As an example, suppose I was to build a mini robot arm to pick up a chicken egg. We would like to pick up the egg easily, so we will require there to be an inch of clearance on each side when the gripper is open. Such an arm might look something like this. Some considerations must be taken into account in order to pick up the egg successfully.
First of all, the arm must be able to pick up the egg without dropping it. Secondly, the egg must not break when it is picked up. As a result, there should be a range of forces we can use on the egg.
The design of the arm will consist of two four-bar linkages for the two sides of the gripper, with a piston supplying the force. The head of the gripper will be coated in rubber.
Step 2: Simulation - Check Range of Motion
Now, we have a potential design that we would like to see if it meets our criteria. Here is the design sketched using Autodesk ForceEffect Motion.
To see whether it will pass our one-inch clearance requirement, we can trace the tips of the gripper to see its arc of motion.
Looking at the graph information, we can see that the peak displacement for each side of the gripper is 1.018”, so this design does indeed pass our clearance requirement.
Step 3: Simulation - Force Range
Now, we need to make sure that we do not crack the egg. To ensure this, we need some parameters. After a quick search, large eggs have an average mass of 57.4g with a breakage force of 43N. Lastly, the coefficient of static friction between a large egg and rubber is .079.
So, the amount of frictional force required is (.0574 kg)*9.8 m / s^2 = .563 N. This corresponds to a total normal force on the egg of (.563 N)/.079 = 7.12 N, or 3.56 N per side of the gripper. Therefore, we must apply a force between 3.56 N and 21.5 N in order to hold the egg without cracking it.

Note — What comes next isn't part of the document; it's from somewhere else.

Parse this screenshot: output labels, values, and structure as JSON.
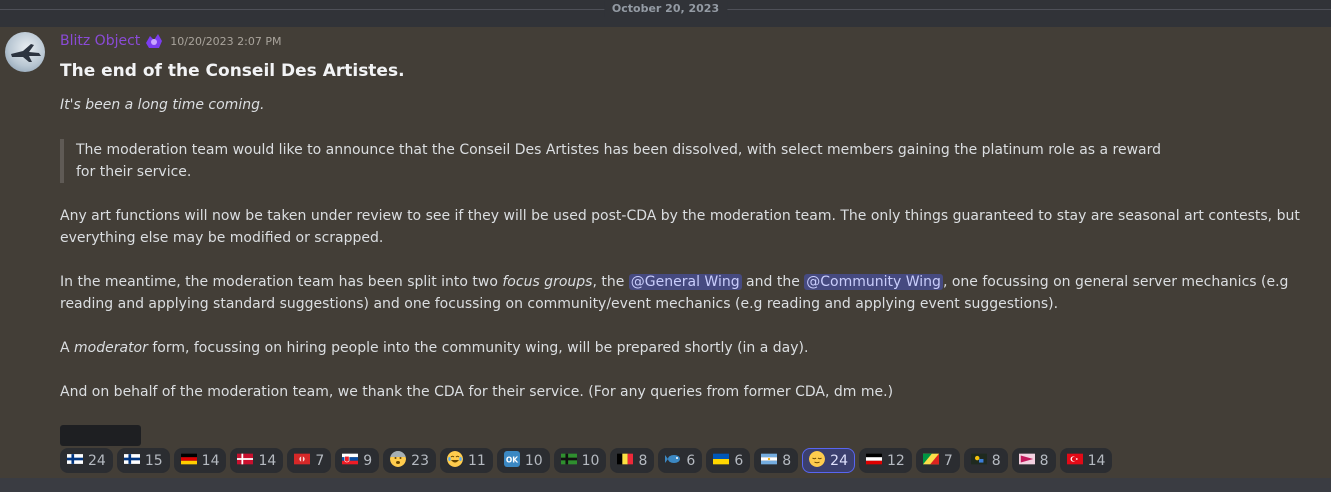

To find what force we can apply to the piston to achieve these forces at the gripper, we now open the same file in Autodesk ForceEffect, another app for your iOS or Android device
From this, we see that for a 10 lb force applied at the piston, approximately 2.8 lb are applied at the gripper to each side of the egg. Since the forces scale proportionately, for a 1N force at each side of the gripper, we will need to apply 3.57 N at the piston. So, we know that we should use a piston that must supply a force between 12.7 and 77 N in order for our design to succeed.